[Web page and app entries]
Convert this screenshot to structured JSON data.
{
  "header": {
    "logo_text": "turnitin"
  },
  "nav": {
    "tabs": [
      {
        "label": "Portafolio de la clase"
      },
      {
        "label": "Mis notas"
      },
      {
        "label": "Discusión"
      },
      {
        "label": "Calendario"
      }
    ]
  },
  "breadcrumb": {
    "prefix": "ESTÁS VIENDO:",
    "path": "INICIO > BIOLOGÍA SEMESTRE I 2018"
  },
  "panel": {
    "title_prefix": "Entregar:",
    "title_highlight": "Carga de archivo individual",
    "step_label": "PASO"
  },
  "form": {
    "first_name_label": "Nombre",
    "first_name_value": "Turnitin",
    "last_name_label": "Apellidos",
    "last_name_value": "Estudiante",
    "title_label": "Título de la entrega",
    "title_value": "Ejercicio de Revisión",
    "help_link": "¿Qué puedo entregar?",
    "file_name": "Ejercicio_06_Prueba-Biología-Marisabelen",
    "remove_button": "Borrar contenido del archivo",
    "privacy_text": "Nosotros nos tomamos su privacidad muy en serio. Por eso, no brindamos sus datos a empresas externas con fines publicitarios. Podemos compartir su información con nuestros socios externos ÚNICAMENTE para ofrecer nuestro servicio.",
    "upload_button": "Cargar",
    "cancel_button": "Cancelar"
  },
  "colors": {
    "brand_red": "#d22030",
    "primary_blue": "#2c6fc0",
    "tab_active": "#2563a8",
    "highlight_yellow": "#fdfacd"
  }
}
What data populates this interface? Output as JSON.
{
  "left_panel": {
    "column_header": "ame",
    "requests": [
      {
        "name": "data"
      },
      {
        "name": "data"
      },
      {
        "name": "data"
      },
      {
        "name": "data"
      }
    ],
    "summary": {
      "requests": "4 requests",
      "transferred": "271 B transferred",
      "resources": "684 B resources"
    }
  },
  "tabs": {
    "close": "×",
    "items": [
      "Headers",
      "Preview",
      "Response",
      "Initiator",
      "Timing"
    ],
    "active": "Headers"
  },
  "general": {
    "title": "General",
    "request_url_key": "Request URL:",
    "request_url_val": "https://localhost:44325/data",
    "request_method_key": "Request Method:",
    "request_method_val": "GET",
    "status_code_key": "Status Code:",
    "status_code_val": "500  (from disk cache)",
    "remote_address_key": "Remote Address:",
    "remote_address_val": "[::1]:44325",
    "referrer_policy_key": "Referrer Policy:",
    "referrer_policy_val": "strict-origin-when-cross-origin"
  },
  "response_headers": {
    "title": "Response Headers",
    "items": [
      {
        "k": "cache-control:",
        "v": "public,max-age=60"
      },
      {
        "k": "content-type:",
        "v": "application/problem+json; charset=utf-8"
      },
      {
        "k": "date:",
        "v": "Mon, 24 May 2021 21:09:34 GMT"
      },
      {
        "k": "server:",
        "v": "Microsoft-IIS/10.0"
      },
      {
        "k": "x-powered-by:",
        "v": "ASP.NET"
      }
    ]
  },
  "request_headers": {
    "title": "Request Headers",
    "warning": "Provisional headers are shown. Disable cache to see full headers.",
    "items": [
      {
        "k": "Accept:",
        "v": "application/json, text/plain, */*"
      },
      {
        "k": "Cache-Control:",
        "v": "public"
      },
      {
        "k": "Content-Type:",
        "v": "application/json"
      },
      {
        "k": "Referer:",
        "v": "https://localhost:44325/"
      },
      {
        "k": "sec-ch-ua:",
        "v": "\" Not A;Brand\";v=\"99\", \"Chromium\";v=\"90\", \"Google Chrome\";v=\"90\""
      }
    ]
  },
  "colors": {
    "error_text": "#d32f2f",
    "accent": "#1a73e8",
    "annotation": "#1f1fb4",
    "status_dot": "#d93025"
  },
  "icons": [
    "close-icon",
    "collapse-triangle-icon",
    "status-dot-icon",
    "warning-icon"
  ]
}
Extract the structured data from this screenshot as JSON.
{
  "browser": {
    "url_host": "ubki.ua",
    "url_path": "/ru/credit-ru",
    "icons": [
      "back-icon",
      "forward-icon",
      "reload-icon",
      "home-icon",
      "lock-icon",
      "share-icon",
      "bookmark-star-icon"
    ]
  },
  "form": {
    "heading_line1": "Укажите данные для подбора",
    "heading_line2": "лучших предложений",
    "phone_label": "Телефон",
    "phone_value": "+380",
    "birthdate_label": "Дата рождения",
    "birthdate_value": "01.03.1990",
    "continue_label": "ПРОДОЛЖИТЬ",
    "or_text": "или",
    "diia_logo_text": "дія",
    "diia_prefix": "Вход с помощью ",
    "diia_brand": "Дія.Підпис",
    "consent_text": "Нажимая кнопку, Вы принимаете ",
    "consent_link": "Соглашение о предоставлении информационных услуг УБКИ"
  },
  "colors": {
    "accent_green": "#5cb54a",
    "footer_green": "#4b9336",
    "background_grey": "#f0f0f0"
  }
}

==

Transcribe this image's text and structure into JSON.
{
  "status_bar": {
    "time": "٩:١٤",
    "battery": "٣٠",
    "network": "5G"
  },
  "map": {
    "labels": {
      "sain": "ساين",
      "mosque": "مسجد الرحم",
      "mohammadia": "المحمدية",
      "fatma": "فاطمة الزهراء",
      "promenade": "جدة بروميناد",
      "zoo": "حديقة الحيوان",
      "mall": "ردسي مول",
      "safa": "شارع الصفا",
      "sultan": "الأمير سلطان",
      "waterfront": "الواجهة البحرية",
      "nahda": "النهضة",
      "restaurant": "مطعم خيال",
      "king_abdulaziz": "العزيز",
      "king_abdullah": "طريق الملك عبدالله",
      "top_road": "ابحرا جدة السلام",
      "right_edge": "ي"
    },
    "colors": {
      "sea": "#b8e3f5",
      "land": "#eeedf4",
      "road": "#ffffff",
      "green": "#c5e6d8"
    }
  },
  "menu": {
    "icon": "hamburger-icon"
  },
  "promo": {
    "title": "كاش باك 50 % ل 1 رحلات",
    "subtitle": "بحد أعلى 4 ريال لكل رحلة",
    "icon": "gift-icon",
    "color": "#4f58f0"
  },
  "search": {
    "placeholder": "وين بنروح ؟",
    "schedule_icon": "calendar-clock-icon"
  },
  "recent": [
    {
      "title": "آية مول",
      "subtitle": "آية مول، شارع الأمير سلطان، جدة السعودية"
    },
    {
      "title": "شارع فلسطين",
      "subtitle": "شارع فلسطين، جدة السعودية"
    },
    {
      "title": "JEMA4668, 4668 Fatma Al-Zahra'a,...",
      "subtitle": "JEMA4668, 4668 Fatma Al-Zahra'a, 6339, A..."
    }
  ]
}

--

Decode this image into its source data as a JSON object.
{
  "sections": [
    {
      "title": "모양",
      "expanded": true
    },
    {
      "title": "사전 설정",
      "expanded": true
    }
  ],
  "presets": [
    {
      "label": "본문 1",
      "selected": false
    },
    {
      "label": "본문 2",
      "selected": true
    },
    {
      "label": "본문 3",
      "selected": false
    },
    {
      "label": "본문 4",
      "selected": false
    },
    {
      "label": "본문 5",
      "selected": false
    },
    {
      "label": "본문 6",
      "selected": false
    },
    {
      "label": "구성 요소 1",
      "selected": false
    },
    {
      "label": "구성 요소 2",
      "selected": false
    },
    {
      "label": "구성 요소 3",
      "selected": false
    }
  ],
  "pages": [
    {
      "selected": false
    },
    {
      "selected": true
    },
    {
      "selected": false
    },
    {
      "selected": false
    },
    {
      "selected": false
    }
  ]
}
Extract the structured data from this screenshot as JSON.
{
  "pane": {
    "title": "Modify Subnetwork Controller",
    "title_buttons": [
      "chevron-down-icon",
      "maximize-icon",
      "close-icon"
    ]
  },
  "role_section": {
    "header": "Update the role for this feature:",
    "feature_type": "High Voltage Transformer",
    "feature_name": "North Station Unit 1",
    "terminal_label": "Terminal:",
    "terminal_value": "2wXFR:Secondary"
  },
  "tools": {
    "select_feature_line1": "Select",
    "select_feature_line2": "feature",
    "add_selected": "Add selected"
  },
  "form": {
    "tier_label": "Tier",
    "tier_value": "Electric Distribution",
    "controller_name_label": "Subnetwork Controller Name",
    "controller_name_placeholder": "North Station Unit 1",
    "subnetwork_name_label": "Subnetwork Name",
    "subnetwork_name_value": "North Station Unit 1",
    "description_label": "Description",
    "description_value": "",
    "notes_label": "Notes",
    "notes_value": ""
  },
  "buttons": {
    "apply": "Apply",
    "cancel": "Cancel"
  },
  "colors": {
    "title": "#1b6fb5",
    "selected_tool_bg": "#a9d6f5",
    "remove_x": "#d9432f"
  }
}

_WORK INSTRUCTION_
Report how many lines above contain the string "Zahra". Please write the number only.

_PROBLEM SOLUTION_
2